Nothing here is intended or qualified to replace the advice of your care provider. Seek medical attention for answers to your specific questions.
Please remember that these handouts are for your personal use only. Do not share them with others.
Count the Kicks
Paying attention to movements helps you get to know what’s normal for your baby. Speak up if you notice a change! Learn how to count here.
"Continuous support for women during childbirth" Bohren MA, Hofmeyr GJ, Sakala C, Fukuzawa RK, Cuthbert A. Continuous support for women during childbirth. Cochrane Database of Systematic Reviews 2017, Issue 7. Art. No.: CD003766. DOI: 10.1002/14651858.CD003766.pub6.
Although we cover the basics of interventions in class, I urge you to seek more complete information. Have careful discussions with your care provider about her/his expectations for your birth.
If you are birthing in a hospital, it is imperative that you know about routine interventions, their benefits, risks and alternatives.
If you are birthing at home or in a birth center, you should also be prepared, perhaps more so, in the event that a transport is required.
My favorite books about interventions and evidence-based medicine are written by Henci Goer. Her site is an excellent source of information, as are her books:
Obstetric Myth vs. Research Reality
In her first book, Ms. Goer compares common practices (obstetric myth) to what research actually says about everything from IVs to episiotomy to VBACs (Vaginal Birth After Cesarean). There is a short introduction to the subject, followed by abstracts from medical journals pertaining to the subject. The book is an excellent source of information, but not an easy read and may be difficult to borrow from the library or buy.
Optimal Care in Childbirth: The Case for a Physiologic Approach
More of a scholarly read. Dense, but thorough and more current than either of her other two books.
The Thinking Woman’s Guide to a Better Birth
This book covers much the same info as the other books. It was published longer ago (mid 90’s) and is presented in a much more reader friendly format. It is also fairly easy to get from libraries or bookstores.

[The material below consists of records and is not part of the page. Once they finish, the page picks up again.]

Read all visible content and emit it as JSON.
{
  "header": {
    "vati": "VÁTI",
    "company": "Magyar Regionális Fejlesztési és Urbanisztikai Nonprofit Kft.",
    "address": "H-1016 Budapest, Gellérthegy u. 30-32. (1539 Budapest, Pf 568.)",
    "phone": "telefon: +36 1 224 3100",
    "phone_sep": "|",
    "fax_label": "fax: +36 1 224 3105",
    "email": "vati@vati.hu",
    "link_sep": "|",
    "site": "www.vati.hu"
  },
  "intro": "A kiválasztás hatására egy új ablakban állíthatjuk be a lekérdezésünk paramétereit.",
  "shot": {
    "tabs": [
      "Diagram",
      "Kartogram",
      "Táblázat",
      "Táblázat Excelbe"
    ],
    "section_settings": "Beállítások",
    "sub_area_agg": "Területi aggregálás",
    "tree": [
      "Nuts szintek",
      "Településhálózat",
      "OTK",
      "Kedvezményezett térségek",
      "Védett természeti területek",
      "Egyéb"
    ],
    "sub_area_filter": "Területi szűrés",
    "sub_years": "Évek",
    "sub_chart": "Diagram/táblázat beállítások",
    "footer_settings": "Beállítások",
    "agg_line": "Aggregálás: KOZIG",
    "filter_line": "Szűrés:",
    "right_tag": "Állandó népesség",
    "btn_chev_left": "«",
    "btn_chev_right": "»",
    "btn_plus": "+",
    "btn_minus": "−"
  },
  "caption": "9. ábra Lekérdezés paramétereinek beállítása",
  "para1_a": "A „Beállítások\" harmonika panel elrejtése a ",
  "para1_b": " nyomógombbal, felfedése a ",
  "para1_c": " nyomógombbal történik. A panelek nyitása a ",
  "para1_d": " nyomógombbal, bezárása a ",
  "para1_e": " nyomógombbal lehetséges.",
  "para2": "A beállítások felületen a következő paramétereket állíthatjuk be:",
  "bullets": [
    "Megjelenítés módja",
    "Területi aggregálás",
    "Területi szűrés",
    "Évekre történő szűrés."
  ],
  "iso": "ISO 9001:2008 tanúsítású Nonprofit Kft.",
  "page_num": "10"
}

Ina May Gaskin’s Guide to Natural Childbirth
Reader friendly, thorough
Routine Interventions in Benefit, Risk, Alternative Format